Asphaltene, a carbon-rich bitumen byproduct, could be used to make carbon fibre.

Bitumen extracted from Canada’s oil sands is usually either refined in Canada to produce products such as diesel, gasoline and aviation fuel, or it’s diluted (to reduce viscosity, allowing bitumen to flow through pipelines) and sold to other markets and refiners. But carbon-rich bitumen could be the source of several value-added products that don’t involve combustion by the end user, which is what happens when refined products are as for transportation fuels.

One such opportunity might not only lower emissions by avoiding combustion, but also create a new industry subsector to supply the automotive and construction industries with a highly coveted material: carbon fibre.

This innovation could take advantage of a troublesome component of bitumen – asphaltene. This compound, which makes bitumen thick and heavy, typically comprises 15 to 18 per cent of a barrel of bitumen and is normally a byproduct of the extraction process, left behind when lighter fractions are drawn off to make refined fuels. Currently asphaltene can be used for road paving, making shingles or as waterproofing for building foundations. But using asphaltene to create carbon fibre has potential to significantly boost the value of every barrel of bitumen.

Alberta Innovates issues a challenge

Carbon fibre is lightweight but very strong and has many potential applications in different industries including the manufacture of automotive parts. Because carbon fibre has half the weight and twice the strength of steel, it can dramatically increase fuel efficiency in automobiles, thereby reducing greenhouse gas emissions significantly.
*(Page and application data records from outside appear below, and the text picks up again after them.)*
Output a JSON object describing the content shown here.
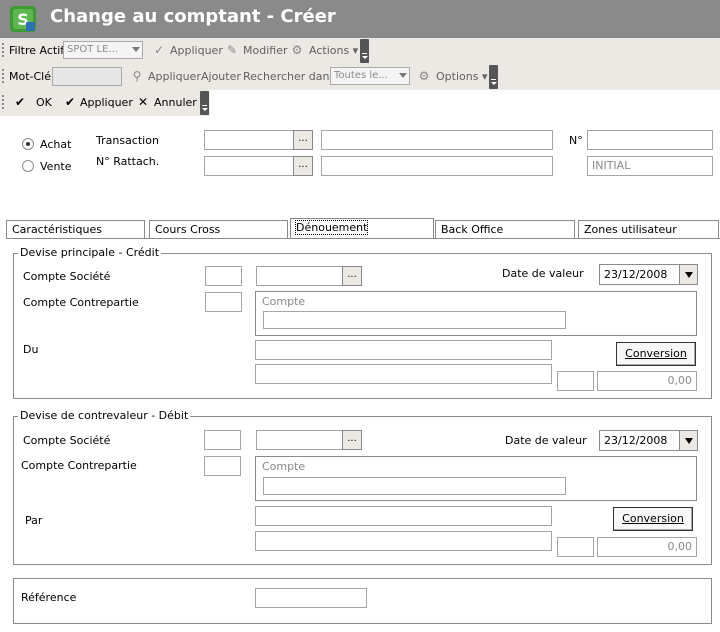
{
  "window": {
    "title": "Change au comptant - Créer"
  },
  "toolbar1": {
    "filter_label": "Filtre Actif",
    "filter_value": "SPOT LE...",
    "apply_label": "Appliquer",
    "modify_label": "Modifier",
    "actions_label": "Actions"
  },
  "toolbar2": {
    "keyword_label": "Mot-Clé",
    "apply_label": "Appliquer",
    "add_label": "Ajouter",
    "search_in_label": "Rechercher dans",
    "search_in_value": "Toutes le...",
    "options_label": "Options"
  },
  "toolbar3": {
    "ok_label": "OK",
    "apply_label": "Appliquer",
    "cancel_label": "Annuler"
  },
  "header": {
    "radio_achat": "Achat",
    "radio_vente": "Vente",
    "selected": "Achat",
    "transaction_label": "Transaction",
    "rattach_label": "N° Rattach.",
    "no_label": "N°",
    "status_value": "INITIAL"
  },
  "tabs": [
    {
      "label": "Caractéristiques",
      "active": false
    },
    {
      "label": "Cours Cross",
      "active": false
    },
    {
      "label": "Dénouement",
      "active": true
    },
    {
      "label": "Back Office",
      "active": false
    },
    {
      "label": "Zones utilisateur",
      "active": false
    }
  ],
  "credit": {
    "title": "Devise principale - Crédit",
    "compte_societe_label": "Compte Société",
    "compte_contrepartie_label": "Compte Contrepartie",
    "compte_label": "Compte",
    "du_label": "Du",
    "date_valeur_label": "Date de valeur",
    "date_valeur": "23/12/2008",
    "conversion_label": "Conversion",
    "amount": "0,00"
  },
  "debit": {
    "title": "Devise de contrevaleur - Débit",
    "compte_societe_label": "Compte Société",
    "compte_contrepartie_label": "Compte Contrepartie",
    "compte_label": "Compte",
    "par_label": "Par",
    "date_valeur_label": "Date de valeur",
    "date_valeur": "23/12/2008",
    "conversion_label": "Conversion",
    "amount": "0,00"
  },
  "reference": {
    "label": "Référence"
  },
  "ellipsis": "...",
  "colors": {
    "titlebar": "#8a8a8a",
    "toolbar": "#ece9e4",
    "icon_green": "#3f9a36"
  }
}
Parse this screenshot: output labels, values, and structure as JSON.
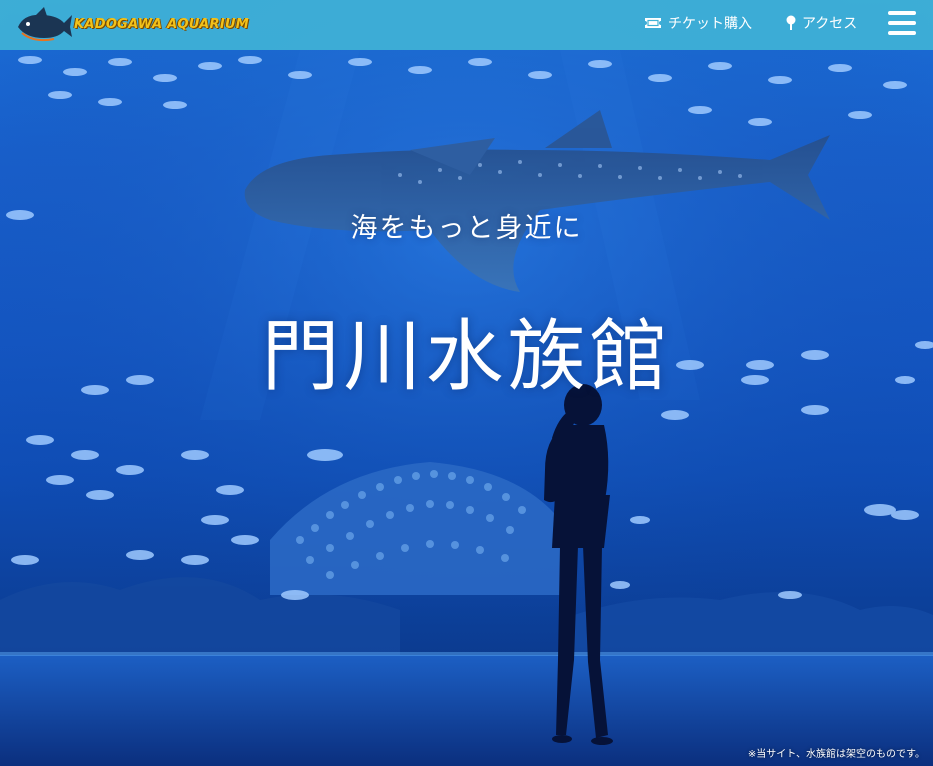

Alberta Innovates believes this opportunity is achievable. Traditionally, carbon fibre is manufactured using natural gas liquids as a feedstock, but a recent report commissioned by Alberta Innovates indicates there could be a significant potential to produce carbon fibre using feedstock from Canada’s oil sands. In fact, it could become a billion-dollar industry.

In January 2020, Alberta Innovates launched a $15 million incentive to commercialize technologies to create carbon fibre from asphaltene. This is the first part of the Alberta Innovates Carbon Fibre Grand Challenge, a three-phased contest that runs until 2024. Over that time, three grand prizes of $3 million will be awarded. Winners must produce at least 10 kilograms of carbon fibre per day with scalability to more than 250 tonnes per day, while keeping process cost down. Eventually the province would like to see 100,000 barrels of bitumen per day used for carbon fibre production.